--- Extracted information Enclosed Below ---

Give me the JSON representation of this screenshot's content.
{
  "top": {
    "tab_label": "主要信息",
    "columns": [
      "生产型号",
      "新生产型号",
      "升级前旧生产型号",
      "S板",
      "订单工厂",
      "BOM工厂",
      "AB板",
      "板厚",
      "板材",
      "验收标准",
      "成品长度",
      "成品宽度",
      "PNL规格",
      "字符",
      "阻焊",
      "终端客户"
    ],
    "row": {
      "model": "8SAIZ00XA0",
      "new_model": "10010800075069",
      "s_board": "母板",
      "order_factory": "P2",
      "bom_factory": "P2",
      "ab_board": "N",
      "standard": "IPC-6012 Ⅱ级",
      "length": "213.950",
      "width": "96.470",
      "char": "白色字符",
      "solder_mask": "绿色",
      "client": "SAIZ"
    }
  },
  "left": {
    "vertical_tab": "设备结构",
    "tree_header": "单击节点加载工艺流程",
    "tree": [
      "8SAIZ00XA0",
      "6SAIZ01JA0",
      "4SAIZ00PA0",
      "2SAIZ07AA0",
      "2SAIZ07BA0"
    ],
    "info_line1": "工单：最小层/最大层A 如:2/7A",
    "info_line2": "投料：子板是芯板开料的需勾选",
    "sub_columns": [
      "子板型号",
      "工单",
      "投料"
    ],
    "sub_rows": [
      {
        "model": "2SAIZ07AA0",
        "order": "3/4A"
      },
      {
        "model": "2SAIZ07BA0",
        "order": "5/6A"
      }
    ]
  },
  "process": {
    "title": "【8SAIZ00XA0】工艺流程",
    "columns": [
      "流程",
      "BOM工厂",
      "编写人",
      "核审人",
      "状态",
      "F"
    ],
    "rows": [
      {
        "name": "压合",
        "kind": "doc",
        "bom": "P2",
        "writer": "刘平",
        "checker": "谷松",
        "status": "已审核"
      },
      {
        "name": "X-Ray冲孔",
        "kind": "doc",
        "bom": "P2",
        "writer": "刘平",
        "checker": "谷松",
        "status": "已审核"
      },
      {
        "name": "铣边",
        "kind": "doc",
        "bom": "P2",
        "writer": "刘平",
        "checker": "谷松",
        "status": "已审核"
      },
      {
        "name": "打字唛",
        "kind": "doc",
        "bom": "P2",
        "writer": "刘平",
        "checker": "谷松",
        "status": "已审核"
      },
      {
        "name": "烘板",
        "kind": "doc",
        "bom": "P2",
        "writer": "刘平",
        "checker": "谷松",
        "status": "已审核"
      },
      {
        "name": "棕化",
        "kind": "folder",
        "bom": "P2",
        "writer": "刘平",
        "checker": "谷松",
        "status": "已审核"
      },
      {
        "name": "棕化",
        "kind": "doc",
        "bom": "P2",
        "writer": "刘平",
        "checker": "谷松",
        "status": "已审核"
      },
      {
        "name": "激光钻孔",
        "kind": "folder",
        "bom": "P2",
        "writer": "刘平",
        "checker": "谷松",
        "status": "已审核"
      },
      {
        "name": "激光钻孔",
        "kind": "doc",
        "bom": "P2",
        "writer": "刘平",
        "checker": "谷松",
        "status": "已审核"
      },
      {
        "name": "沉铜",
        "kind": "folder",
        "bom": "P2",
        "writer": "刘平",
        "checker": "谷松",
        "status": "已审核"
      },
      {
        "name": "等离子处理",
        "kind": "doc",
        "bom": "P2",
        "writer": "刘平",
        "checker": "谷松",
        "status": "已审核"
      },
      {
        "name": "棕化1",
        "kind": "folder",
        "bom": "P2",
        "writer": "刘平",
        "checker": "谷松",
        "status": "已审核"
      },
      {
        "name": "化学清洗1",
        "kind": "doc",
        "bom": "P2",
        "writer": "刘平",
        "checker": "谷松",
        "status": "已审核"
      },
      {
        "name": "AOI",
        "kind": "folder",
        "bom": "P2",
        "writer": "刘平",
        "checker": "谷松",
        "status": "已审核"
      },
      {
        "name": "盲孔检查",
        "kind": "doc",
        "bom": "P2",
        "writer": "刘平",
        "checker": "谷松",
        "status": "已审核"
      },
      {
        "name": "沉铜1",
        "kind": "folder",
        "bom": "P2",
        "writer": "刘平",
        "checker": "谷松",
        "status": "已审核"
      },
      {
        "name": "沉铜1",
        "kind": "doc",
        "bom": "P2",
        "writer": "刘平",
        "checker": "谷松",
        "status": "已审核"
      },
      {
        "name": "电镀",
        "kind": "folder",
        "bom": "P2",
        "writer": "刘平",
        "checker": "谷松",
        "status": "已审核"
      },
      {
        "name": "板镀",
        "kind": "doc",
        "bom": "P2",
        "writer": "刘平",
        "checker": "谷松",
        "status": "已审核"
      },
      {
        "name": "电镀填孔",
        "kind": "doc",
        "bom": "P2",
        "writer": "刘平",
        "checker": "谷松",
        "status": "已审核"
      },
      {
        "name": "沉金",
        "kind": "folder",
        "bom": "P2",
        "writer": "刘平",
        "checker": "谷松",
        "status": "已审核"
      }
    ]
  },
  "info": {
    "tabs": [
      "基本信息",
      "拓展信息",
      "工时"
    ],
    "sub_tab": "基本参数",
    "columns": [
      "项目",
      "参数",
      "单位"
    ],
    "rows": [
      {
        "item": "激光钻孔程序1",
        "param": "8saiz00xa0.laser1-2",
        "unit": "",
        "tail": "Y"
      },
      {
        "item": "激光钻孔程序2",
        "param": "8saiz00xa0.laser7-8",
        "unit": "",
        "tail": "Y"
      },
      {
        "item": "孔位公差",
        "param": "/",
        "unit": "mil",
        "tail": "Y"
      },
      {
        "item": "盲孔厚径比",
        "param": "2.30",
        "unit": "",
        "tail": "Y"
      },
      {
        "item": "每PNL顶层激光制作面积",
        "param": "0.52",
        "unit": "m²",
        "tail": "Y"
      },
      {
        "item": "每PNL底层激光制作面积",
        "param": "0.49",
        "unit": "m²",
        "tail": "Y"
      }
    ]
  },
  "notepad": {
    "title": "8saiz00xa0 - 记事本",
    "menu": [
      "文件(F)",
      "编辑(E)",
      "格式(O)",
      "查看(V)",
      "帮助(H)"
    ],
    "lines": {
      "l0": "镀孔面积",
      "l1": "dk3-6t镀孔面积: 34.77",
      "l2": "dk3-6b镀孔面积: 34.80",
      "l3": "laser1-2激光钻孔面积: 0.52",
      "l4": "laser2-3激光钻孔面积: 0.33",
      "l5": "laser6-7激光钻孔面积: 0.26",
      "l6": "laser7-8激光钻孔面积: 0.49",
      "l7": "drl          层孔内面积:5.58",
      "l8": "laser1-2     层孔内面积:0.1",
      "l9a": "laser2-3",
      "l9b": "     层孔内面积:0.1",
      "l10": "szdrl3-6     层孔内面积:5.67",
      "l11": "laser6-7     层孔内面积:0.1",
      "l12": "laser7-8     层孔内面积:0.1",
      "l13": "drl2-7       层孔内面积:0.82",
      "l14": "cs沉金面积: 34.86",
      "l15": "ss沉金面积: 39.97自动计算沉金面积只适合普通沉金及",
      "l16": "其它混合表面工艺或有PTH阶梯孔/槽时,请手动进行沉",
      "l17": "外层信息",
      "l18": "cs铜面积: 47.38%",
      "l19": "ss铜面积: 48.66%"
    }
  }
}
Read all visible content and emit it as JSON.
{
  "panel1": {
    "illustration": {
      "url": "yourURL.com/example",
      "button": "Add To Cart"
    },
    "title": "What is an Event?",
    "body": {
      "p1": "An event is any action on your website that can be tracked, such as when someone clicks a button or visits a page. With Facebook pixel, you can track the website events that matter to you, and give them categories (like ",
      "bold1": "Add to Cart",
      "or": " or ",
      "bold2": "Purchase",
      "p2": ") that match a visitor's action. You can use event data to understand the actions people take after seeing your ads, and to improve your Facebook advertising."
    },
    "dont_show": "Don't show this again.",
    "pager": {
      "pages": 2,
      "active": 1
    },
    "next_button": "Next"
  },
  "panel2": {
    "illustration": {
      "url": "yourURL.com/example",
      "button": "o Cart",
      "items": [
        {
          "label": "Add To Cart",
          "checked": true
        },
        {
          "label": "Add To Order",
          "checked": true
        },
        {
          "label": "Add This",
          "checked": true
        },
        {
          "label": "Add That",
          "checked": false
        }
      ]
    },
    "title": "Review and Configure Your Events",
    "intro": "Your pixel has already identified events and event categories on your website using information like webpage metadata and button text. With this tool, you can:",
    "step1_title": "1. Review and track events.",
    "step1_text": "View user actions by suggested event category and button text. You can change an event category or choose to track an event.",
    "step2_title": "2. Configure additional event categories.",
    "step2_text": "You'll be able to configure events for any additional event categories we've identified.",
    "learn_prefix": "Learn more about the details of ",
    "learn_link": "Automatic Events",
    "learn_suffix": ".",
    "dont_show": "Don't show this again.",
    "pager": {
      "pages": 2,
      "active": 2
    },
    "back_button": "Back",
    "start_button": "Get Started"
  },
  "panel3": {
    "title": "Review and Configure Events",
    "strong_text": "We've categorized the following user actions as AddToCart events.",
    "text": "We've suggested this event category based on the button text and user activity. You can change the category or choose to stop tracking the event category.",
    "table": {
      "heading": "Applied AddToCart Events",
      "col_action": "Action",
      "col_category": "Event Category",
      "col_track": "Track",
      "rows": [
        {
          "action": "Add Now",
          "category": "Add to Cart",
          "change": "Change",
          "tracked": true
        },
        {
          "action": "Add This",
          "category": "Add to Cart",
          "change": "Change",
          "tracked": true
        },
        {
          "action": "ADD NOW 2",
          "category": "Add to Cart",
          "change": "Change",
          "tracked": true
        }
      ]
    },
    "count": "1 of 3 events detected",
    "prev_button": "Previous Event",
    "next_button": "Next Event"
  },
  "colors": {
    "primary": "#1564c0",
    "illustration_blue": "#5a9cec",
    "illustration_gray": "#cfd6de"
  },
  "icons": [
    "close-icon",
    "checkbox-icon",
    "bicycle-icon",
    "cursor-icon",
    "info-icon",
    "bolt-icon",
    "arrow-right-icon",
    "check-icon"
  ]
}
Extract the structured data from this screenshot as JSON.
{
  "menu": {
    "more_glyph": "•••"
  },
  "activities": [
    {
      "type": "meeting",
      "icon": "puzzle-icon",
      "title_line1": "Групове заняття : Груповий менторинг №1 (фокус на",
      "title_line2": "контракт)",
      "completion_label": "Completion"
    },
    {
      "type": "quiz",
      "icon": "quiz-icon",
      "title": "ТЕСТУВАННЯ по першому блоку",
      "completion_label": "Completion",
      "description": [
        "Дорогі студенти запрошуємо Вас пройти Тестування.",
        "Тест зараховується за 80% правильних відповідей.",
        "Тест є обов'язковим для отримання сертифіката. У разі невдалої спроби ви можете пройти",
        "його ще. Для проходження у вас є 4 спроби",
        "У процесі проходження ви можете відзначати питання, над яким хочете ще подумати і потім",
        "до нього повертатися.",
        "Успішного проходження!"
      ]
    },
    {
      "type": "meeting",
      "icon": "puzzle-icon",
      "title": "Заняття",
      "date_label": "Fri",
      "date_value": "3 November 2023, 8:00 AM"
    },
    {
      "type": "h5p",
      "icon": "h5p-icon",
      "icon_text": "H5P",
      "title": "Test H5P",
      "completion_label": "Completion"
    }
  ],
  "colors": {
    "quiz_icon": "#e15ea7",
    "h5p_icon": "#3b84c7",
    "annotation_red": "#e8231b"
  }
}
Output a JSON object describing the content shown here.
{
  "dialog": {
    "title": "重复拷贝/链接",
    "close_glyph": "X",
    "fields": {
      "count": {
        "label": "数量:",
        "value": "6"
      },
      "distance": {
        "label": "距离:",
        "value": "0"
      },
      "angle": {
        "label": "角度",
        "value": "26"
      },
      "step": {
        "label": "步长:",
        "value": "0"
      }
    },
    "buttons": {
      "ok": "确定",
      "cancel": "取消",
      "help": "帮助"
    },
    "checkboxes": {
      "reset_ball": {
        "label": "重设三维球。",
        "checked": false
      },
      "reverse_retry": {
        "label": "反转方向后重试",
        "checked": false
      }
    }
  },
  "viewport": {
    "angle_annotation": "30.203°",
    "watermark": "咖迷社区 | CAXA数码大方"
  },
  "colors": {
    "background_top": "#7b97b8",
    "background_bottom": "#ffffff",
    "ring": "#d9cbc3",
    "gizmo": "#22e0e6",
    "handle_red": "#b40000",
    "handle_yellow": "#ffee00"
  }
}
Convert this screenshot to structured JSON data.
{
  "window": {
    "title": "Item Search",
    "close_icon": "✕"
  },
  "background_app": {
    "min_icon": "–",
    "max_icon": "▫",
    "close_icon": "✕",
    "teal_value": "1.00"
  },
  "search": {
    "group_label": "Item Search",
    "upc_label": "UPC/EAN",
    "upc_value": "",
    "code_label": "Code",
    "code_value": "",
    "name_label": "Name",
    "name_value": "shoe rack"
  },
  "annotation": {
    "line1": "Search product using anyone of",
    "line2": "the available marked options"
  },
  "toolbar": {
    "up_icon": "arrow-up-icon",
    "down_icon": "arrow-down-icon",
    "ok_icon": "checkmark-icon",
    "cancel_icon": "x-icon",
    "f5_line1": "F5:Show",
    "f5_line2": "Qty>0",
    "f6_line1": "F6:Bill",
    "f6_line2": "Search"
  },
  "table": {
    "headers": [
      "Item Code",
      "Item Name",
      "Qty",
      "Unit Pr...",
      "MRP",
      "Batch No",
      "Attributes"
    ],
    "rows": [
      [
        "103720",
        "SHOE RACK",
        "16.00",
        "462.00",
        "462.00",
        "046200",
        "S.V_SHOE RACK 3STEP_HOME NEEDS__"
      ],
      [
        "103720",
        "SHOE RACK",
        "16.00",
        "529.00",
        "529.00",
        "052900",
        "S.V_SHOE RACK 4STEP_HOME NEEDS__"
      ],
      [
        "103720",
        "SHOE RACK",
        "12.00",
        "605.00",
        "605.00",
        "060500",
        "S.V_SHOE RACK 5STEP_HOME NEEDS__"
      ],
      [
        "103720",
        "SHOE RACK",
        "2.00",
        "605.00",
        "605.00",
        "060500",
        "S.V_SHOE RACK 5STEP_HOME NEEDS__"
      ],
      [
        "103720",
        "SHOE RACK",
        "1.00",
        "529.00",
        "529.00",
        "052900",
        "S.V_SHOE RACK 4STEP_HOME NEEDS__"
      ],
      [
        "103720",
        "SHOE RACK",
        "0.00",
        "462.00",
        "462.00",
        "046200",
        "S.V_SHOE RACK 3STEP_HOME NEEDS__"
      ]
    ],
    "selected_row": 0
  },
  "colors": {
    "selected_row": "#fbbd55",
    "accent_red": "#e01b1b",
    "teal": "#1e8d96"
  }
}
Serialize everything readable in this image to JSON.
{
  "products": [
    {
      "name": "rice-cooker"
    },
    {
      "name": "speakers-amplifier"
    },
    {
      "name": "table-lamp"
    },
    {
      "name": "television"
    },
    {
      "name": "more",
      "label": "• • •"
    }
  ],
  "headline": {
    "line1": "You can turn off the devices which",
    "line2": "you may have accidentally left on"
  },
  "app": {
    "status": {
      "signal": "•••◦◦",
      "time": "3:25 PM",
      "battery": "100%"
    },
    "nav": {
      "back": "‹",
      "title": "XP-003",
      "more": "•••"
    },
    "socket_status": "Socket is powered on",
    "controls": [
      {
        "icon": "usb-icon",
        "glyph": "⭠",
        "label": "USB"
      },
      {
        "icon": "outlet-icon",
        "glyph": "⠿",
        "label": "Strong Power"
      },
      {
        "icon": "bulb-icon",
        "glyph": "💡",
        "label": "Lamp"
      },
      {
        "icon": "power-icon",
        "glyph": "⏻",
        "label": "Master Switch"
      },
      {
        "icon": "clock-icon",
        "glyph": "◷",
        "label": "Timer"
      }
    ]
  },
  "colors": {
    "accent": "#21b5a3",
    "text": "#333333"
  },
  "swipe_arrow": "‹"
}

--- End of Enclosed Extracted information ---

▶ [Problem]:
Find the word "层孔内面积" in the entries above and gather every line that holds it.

▶ [The completed task]:
      "l7": "drl          层孔内面积:5.58",
      "l8": "laser1-2     层孔内面积:0.1",
      "l9b": "     层孔内面积:0.1",
      "l10": "szdrl3-6     层孔内面积:5.67",
      "l11": "laser6-7     层孔内面积:0.1",
      "l12": "laser7-8     层孔内面积:0.1",
      "l13": "drl2-7       层孔内面积:0.82",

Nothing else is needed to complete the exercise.